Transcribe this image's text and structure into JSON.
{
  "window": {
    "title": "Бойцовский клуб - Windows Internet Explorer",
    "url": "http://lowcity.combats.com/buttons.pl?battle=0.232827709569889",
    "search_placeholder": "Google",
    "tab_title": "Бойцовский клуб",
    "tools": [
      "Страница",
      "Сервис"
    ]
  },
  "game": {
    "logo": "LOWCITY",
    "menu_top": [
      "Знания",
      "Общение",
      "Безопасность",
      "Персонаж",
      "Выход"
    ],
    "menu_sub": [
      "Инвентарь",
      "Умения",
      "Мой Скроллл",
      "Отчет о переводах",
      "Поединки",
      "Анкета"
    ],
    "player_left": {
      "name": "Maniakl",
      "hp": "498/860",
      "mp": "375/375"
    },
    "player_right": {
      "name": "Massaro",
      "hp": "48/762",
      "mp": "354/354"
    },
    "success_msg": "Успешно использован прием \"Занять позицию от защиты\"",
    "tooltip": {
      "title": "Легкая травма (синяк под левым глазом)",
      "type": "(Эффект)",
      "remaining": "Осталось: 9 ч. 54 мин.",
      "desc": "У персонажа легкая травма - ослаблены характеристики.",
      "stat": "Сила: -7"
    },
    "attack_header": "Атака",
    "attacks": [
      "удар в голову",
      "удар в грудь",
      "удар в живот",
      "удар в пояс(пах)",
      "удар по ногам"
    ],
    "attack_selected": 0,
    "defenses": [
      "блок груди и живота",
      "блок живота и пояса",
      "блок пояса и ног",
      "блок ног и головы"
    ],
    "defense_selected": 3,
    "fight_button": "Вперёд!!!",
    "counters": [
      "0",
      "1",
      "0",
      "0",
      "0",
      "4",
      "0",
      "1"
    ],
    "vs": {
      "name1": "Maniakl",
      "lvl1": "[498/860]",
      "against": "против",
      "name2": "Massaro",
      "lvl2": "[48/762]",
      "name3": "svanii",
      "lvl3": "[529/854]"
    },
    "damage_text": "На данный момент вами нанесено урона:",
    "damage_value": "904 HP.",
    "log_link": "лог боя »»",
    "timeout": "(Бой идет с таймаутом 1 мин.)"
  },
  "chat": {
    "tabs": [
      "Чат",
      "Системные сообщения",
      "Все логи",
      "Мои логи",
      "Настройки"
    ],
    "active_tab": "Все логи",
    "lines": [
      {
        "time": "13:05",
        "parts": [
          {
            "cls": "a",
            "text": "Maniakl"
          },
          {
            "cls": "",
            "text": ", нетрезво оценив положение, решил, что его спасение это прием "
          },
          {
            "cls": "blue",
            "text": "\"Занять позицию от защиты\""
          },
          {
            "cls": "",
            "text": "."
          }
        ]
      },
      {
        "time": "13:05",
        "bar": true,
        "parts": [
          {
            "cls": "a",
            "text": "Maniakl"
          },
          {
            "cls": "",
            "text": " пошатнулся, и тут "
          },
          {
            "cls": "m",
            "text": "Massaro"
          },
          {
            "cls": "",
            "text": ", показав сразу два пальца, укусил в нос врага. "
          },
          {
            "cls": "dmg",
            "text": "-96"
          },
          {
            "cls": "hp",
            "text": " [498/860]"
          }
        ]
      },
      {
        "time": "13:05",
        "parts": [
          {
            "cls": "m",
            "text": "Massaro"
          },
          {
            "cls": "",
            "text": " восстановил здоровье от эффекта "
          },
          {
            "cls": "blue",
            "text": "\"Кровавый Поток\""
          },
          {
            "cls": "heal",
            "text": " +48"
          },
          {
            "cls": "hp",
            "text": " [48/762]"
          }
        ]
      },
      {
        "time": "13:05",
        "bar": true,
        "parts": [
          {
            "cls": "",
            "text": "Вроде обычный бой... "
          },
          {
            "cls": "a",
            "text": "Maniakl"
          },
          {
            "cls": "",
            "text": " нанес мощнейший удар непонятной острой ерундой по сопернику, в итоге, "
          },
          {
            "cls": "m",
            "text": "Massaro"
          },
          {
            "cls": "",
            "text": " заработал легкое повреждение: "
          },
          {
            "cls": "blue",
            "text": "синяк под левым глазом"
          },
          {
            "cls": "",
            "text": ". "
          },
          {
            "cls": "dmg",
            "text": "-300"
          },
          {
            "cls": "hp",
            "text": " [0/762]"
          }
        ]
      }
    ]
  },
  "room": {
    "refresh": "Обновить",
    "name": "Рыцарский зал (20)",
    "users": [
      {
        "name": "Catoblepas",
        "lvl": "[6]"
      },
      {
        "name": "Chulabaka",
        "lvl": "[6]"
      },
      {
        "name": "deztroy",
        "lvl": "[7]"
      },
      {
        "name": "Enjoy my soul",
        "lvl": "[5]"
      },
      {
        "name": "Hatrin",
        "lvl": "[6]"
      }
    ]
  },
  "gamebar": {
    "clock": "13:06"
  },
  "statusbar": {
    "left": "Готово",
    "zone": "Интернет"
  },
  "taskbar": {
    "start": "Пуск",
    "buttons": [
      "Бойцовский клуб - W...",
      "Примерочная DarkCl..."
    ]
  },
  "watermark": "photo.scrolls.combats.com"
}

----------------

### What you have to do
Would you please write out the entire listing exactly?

### Solution to this exercise
Transcribe this image's text and structure into JSON.
{
  "window": {
    "title": "Бойцовский клуб - Windows Internet Explorer",
    "url": "http://lowcity.combats.com/buttons.pl?battle=0.232827709569889",
    "search_placeholder": "Google",
    "tab_title": "Бойцовский клуб",
    "tools": [
      "Страница",
      "Сервис"
    ]
  },
  "game": {
    "logo": "LOWCITY",
    "menu_top": [
      "Знания",
      "Общение",
      "Безопасность",
      "Персонаж",
      "Выход"
    ],
    "menu_sub": [
      "Инвентарь",
      "Умения",
      "Мой Скроллл",
      "Отчет о переводах",
      "Поединки",
      "Анкета"
    ],
    "player_left": {
      "name": "Maniakl",
      "hp": "498/860",
      "mp": "375/375"
    },
    "player_right": {
      "name": "Massaro",
      "hp": "48/762",
      "mp": "354/354"
    },
    "success_msg": "Успешно использован прием \"Занять позицию от защиты\"",
    "tooltip": {
      "title": "Легкая травма (синяк под левым глазом)",
      "type": "(Эффект)",
      "remaining": "Осталось: 9 ч. 54 мин.",
      "desc": "У персонажа легкая травма - ослаблены характеристики.",
      "stat": "Сила: -7"
    },
    "attack_header": "Атака",
    "attacks": [
      "удар в голову",
      "удар в грудь",
      "удар в живот",
      "удар в пояс(пах)",
      "удар по ногам"
    ],
    "attack_selected": 0,
    "defenses": [
      "блок груди и живота",
      "блок живота и пояса",
      "блок пояса и ног",
      "блок ног и головы"
    ],
    "defense_selected": 3,
    "fight_button": "Вперёд!!!",
    "counters": [
      "0",
      "1",
      "0",
      "0",
      "0",
      "4",
      "0",
      "1"
    ],
    "vs": {
      "name1": "Maniakl",
      "lvl1": "[498/860]",
      "against": "против",
      "name2": "Massaro",
      "lvl2": "[48/762]",
      "name3": "svanii",
      "lvl3": "[529/854]"
    },
    "damage_text": "На данный момент вами нанесено урона:",
    "damage_value": "904 HP.",
    "log_link": "лог боя »»",
    "timeout": "(Бой идет с таймаутом 1 мин.)"
  },
  "chat": {
    "tabs": [
      "Чат",
      "Системные сообщения",
      "Все логи",
      "Мои логи",
      "Настройки"
    ],
    "active_tab": "Все логи",
    "lines": [
      {
        "time": "13:05",
        "parts": [
          {
            "cls": "a",
            "text": "Maniakl"
          },
          {
            "cls": "",
            "text": ", нетрезво оценив положение, решил, что его спасение это прием "
          },
          {
            "cls": "blue",
            "text": "\"Занять позицию от защиты\""
          },
          {
            "cls": "",
            "text": "."
          }
        ]
      },
      {
        "time": "13:05",
        "bar": true,
        "parts": [
          {
            "cls": "a",
            "text": "Maniakl"
          },
          {
            "cls": "",
            "text": " пошатнулся, и тут "
          },
          {
            "cls": "m",
            "text": "Massaro"
          },
          {
            "cls": "",
            "text": ", показав сразу два пальца, укусил в нос врага. "
          },
          {
            "cls": "dmg",
            "text": "-96"
          },
          {
            "cls": "hp",
            "text": " [498/860]"
          }
        ]
      },
      {
        "time": "13:05",
        "parts": [
          {
            "cls": "m",
            "text": "Massaro"
          },
          {
            "cls": "",
            "text": " восстановил здоровье от эффекта "
          },
          {
            "cls": "blue",
            "text": "\"Кровавый Поток\""
          },
          {
            "cls": "heal",
            "text": " +48"
          },
          {
            "cls": "hp",
            "text": " [48/762]"
          }
        ]
      },
      {
        "time": "13:05",
        "bar": true,
        "parts": [
          {
            "cls": "",
            "text": "Вроде обычный бой... "
          },
          {
            "cls": "a",
            "text": "Maniakl"
          },
          {
            "cls": "",
            "text": " нанес мощнейший удар непонятной острой ерундой по сопернику, в итоге, "
          },
          {
            "cls": "m",
            "text": "Massaro"
          },
          {
            "cls": "",
            "text": " заработал легкое повреждение: "
          },
          {
            "cls": "blue",
            "text": "синяк под левым глазом"
          },
          {
            "cls": "",
            "text": ". "
          },
          {
            "cls": "dmg",
            "text": "-300"
          },
          {
            "cls": "hp",
            "text": " [0/762]"
          }
        ]
      }
    ]
  },
  "room": {
    "refresh": "Обновить",
    "name": "Рыцарский зал (20)",
    "users": [
      {
        "name": "Catoblepas",
        "lvl": "[6]"
      },
      {
        "name": "Chulabaka",
        "lvl": "[6]"
      },
      {
        "name": "deztroy",
        "lvl": "[7]"
      },
      {
        "name": "Enjoy my soul",
        "lvl": "[5]"
      },
      {
        "name": "Hatrin",
        "lvl": "[6]"
      }
    ]
  },
  "gamebar": {
    "clock": "13:06"
  },
  "statusbar": {
    "left": "Готово",
    "zone": "Интернет"
  },
  "taskbar": {
    "start": "Пуск",
    "buttons": [
      "Бойцовский клуб - W...",
      "Примерочная DarkCl..."
    ]
  },
  "watermark": "photo.scrolls.combats.com"
}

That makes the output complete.